I saw the following blog post (Successful traits of entrepreneurs on Flipboard the other day. While always useful information, I’m always concerned about such claims/postings, even though best intentioned.
In the 1970s and 1980s a good deal of research was conducted about the psychology and traits of entrepreneurs. Researchers such as Brockhaus and Katz at the University of St. Louis conducted many studies in the area providing great insight into entrepreneurs about how they may be different from the ‘average’ business person.
With that said, there was always difficulty in trying to apply the research into predicting who could become an entrepreneur using psychological surveys. More importantly, it’s even more difficult to predict who or what startup will be successful based on the psychological makeup of the founder and/or team. Added, most studies or blog posts such as the one cited suffer from ‘survivor’ bias, only examining those entrepreneurs or business people who have succeeded and the traits they possess. What about the 60% that fail in the startup mode in the first five years of existence? Do they have the same makeup as those cited but yet, for whatever reason, didn’t enjoy the success?

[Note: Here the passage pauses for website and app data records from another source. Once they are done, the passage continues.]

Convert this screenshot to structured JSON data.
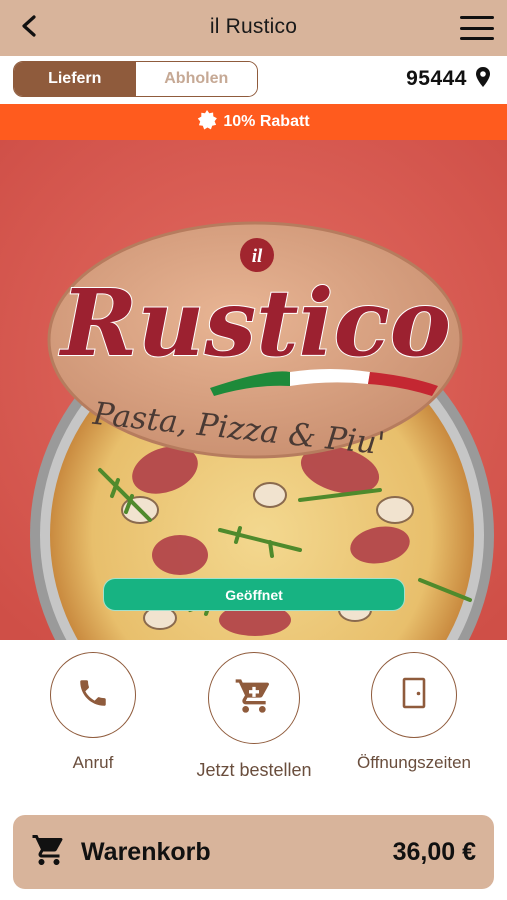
{
  "header": {
    "title": "il Rustico",
    "back_icon": "chevron-left-icon",
    "menu_icon": "hamburger-menu-icon"
  },
  "delivery": {
    "options": [
      "Liefern",
      "Abholen"
    ],
    "selected": "Liefern",
    "zip": "95444",
    "zip_icon": "location-pin-icon"
  },
  "promo": {
    "icon": "badge-icon",
    "text": "10% Rabatt",
    "color": "#ff5b1e"
  },
  "hero": {
    "logo": {
      "prefix": "il",
      "name": "Rustico",
      "tagline": "Pasta, Pizza & Piu'"
    },
    "status": "Geöffnet",
    "status_color": "#17b382"
  },
  "actions": [
    {
      "icon": "phone-icon",
      "label": "Anruf"
    },
    {
      "icon": "cart-icon",
      "label": "Jetzt bestellen"
    },
    {
      "icon": "door-icon",
      "label": "Öffnungszeiten"
    }
  ],
  "cart": {
    "icon": "cart-icon",
    "label": "Warenkorb",
    "total": "36,00 €"
  },
  "colors": {
    "brand_tan": "#d8b49b",
    "brand_brown": "#8f5b3c",
    "accent_red": "#dd5f57"
  }
}
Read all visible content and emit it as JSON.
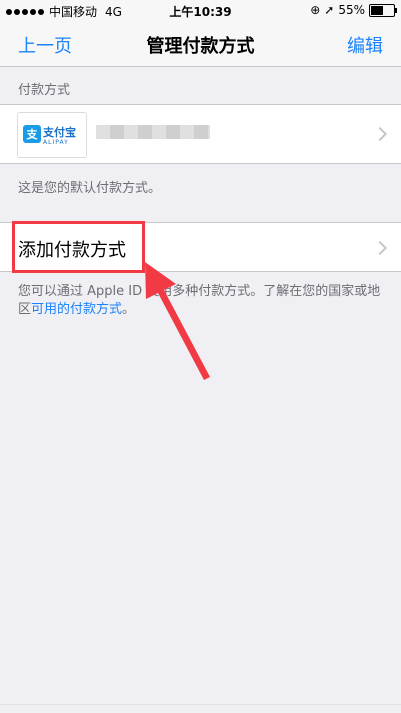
{
  "status_bar": {
    "carrier": "中国移动",
    "network": "4G",
    "time": "上午10:39",
    "battery": "55%",
    "battery_level": 0.55,
    "icons": [
      "signal-dots",
      "rotation-lock-icon",
      "location-arrow-icon",
      "battery-icon"
    ]
  },
  "nav": {
    "back_label": "上一页",
    "title": "管理付款方式",
    "edit_label": "编辑"
  },
  "payment_section": {
    "header": "付款方式",
    "method": {
      "brand_cn": "支付宝",
      "brand_en": "ALIPAY"
    },
    "footer": "这是您的默认付款方式。"
  },
  "add_payment": {
    "label": "添加付款方式"
  },
  "info": {
    "text": "您可以通过 Apple ID 使用多种付款方式。了解在您的国家或地区",
    "link": "可用的付款方式",
    "suffix": "。"
  },
  "colors": {
    "accent": "#1a82fb",
    "highlight": "#f23a44",
    "background": "#efeff4"
  }
}
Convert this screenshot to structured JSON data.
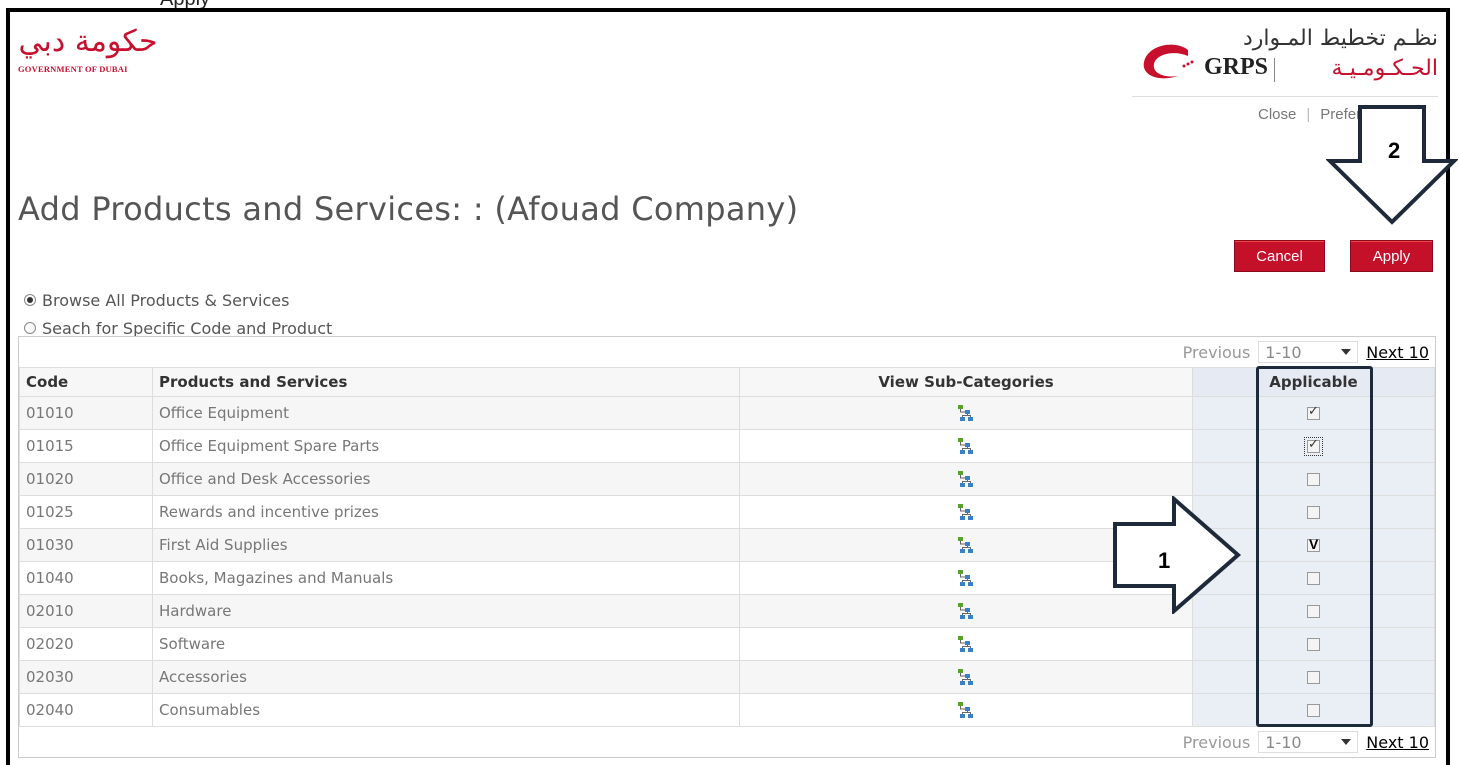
{
  "top_fragment": "Apply",
  "logos": {
    "dubai_script": "حكومة دبي",
    "dubai_caption": "GOVERNMENT OF DUBAI",
    "grps_arabic_line1": "نظـم تخطيط المـوارد",
    "grps_arabic_line2": "الحـكـومـيـة",
    "grps_english": "GRPS"
  },
  "toplinks": {
    "close": "Close",
    "separator": "|",
    "preferences": "Preferences"
  },
  "title": "Add Products and Services: : (Afouad Company)",
  "buttons": {
    "cancel": "Cancel",
    "apply": "Apply"
  },
  "radios": {
    "browse": "Browse All Products & Services",
    "search": "Seach for Specific Code and Product",
    "selected": "browse"
  },
  "pager": {
    "previous": "Previous",
    "range": "1-10",
    "next": "Next 10"
  },
  "table": {
    "headers": {
      "code": "Code",
      "name": "Products and Services",
      "sub": "View Sub-Categories",
      "applicable": "Applicable"
    },
    "rows": [
      {
        "code": "01010",
        "name": "Office Equipment",
        "checked": true
      },
      {
        "code": "01015",
        "name": "Office Equipment Spare Parts",
        "checked": true,
        "focus": true
      },
      {
        "code": "01020",
        "name": "Office and Desk Accessories",
        "checked": false
      },
      {
        "code": "01025",
        "name": "Rewards and incentive prizes",
        "checked": false
      },
      {
        "code": "01030",
        "name": "First Aid Supplies",
        "checked": false,
        "mark": "V"
      },
      {
        "code": "01040",
        "name": "Books, Magazines and Manuals",
        "checked": false
      },
      {
        "code": "02010",
        "name": "Hardware",
        "checked": false
      },
      {
        "code": "02020",
        "name": "Software",
        "checked": false
      },
      {
        "code": "02030",
        "name": "Accessories",
        "checked": false
      },
      {
        "code": "02040",
        "name": "Consumables",
        "checked": false
      }
    ]
  },
  "annotations": {
    "step1": "1",
    "step2": "2"
  },
  "colors": {
    "brand_red": "#c5102a",
    "annotation_navy": "#1e2a3a",
    "highlight_bg": "#eaeef5"
  }
}
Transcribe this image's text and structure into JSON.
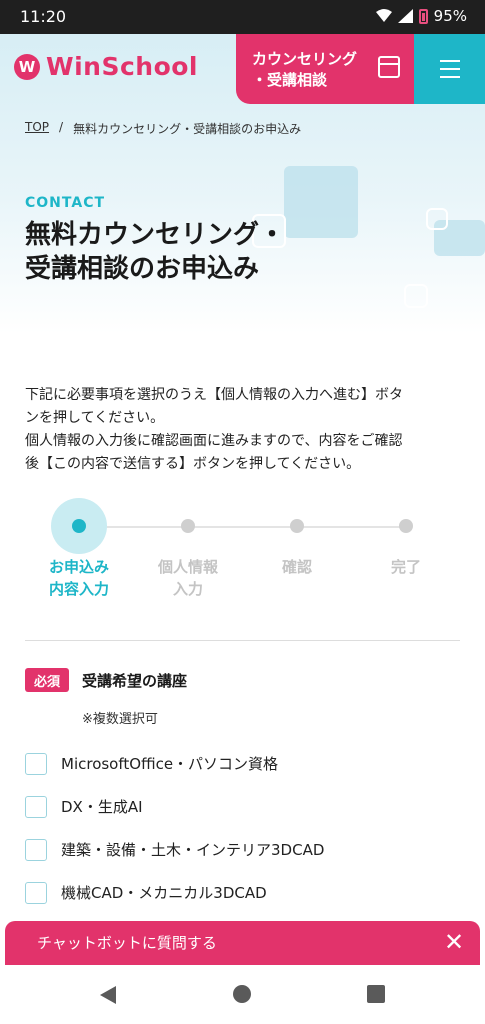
{
  "status_bar": {
    "time": "11:20",
    "battery": "95%"
  },
  "header": {
    "logo_mark": "W",
    "logo_text": "WinSchool",
    "counsel_line1": "カウンセリング",
    "counsel_line2": "・受講相談"
  },
  "breadcrumb": {
    "home": "TOP",
    "separator": "/",
    "current": "無料カウンセリング・受講相談のお申込み"
  },
  "eyebrow": "CONTACT",
  "title": {
    "line1": "無料カウンセリング・",
    "line2": "受講相談のお申込み"
  },
  "intro": {
    "line1": "下記に必要事項を選択のうえ【個人情報の入力へ進む】ボタ",
    "line2": "ンを押してください。",
    "line3": "個人情報の入力後に確認画面に進みますので、内容をご確認",
    "line4": "後【この内容で送信する】ボタンを押してください。"
  },
  "steps": [
    {
      "line1": "お申込み",
      "line2": "内容入力"
    },
    {
      "line1": "個人情報",
      "line2": "入力"
    },
    {
      "line1": "確認",
      "line2": ""
    },
    {
      "line1": "完了",
      "line2": ""
    }
  ],
  "form": {
    "required_badge": "必須",
    "field_title": "受講希望の講座",
    "field_note": "※複数選択可",
    "options": [
      "MicrosoftOffice・パソコン資格",
      "DX・生成AI",
      "建築・設備・土木・インテリア3DCAD",
      "機械CAD・メカニカル3DCAD"
    ]
  },
  "chat_banner": {
    "text": "チャットボットに質問する",
    "close": "✕"
  },
  "colors": {
    "brand_pink": "#e2336b",
    "accent_teal": "#1eb6c8"
  }
}
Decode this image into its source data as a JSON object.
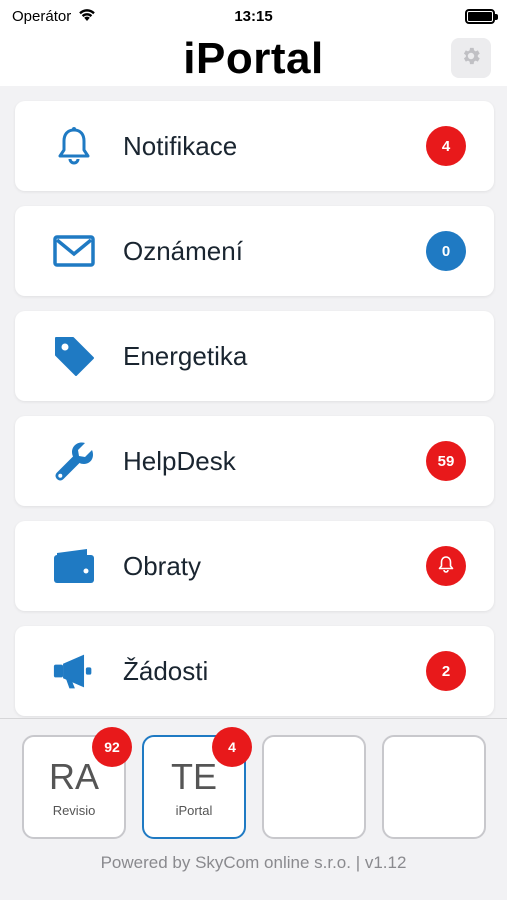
{
  "status_bar": {
    "carrier": "Operátor",
    "time": "13:15",
    "wifi_icon": "wifi-icon",
    "battery_icon": "battery-icon"
  },
  "header": {
    "title": "iPortal",
    "settings_icon": "gear-icon"
  },
  "menu": {
    "items": [
      {
        "label": "Notifikace",
        "icon": "bell-icon",
        "badge": "4",
        "badge_color": "#e8191b"
      },
      {
        "label": "Oznámení",
        "icon": "envelope-icon",
        "badge": "0",
        "badge_color": "#1f7ac3"
      },
      {
        "label": "Energetika",
        "icon": "tag-icon",
        "badge": "",
        "badge_color": ""
      },
      {
        "label": "HelpDesk",
        "icon": "wrench-icon",
        "badge": "59",
        "badge_color": "#e8191b"
      },
      {
        "label": "Obraty",
        "icon": "wallet-icon",
        "badge": "bell-icon",
        "badge_color": "#e8191b"
      },
      {
        "label": "Žádosti",
        "icon": "megaphone-icon",
        "badge": "2",
        "badge_color": "#e8191b"
      }
    ]
  },
  "apps": [
    {
      "abbr": "RA",
      "name": "Revisio",
      "badge": "92",
      "active": false
    },
    {
      "abbr": "TE",
      "name": "iPortal",
      "badge": "4",
      "active": true
    },
    {
      "abbr": "",
      "name": "",
      "badge": "",
      "active": false
    },
    {
      "abbr": "",
      "name": "",
      "badge": "",
      "active": false
    }
  ],
  "footer": {
    "text": "Powered by SkyCom online s.r.o. | v1.12"
  },
  "colors": {
    "accent": "#1f7ac3",
    "badge_red": "#e8191b",
    "background": "#f2f2f4"
  }
}
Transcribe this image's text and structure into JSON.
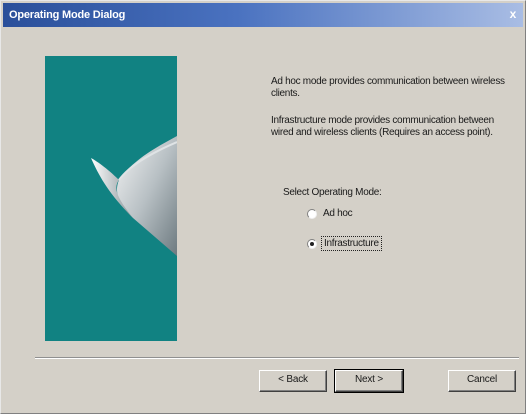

The reason for this is pretty simple. The business world especially in relation to startups is too complex to develop predictive models based on the traits of the entrepreneur. Market dynamics, technology dynamics, competition, the impact of employees, and a wide variety of other variables can wreak havoc on a business, despite the traits of the founder.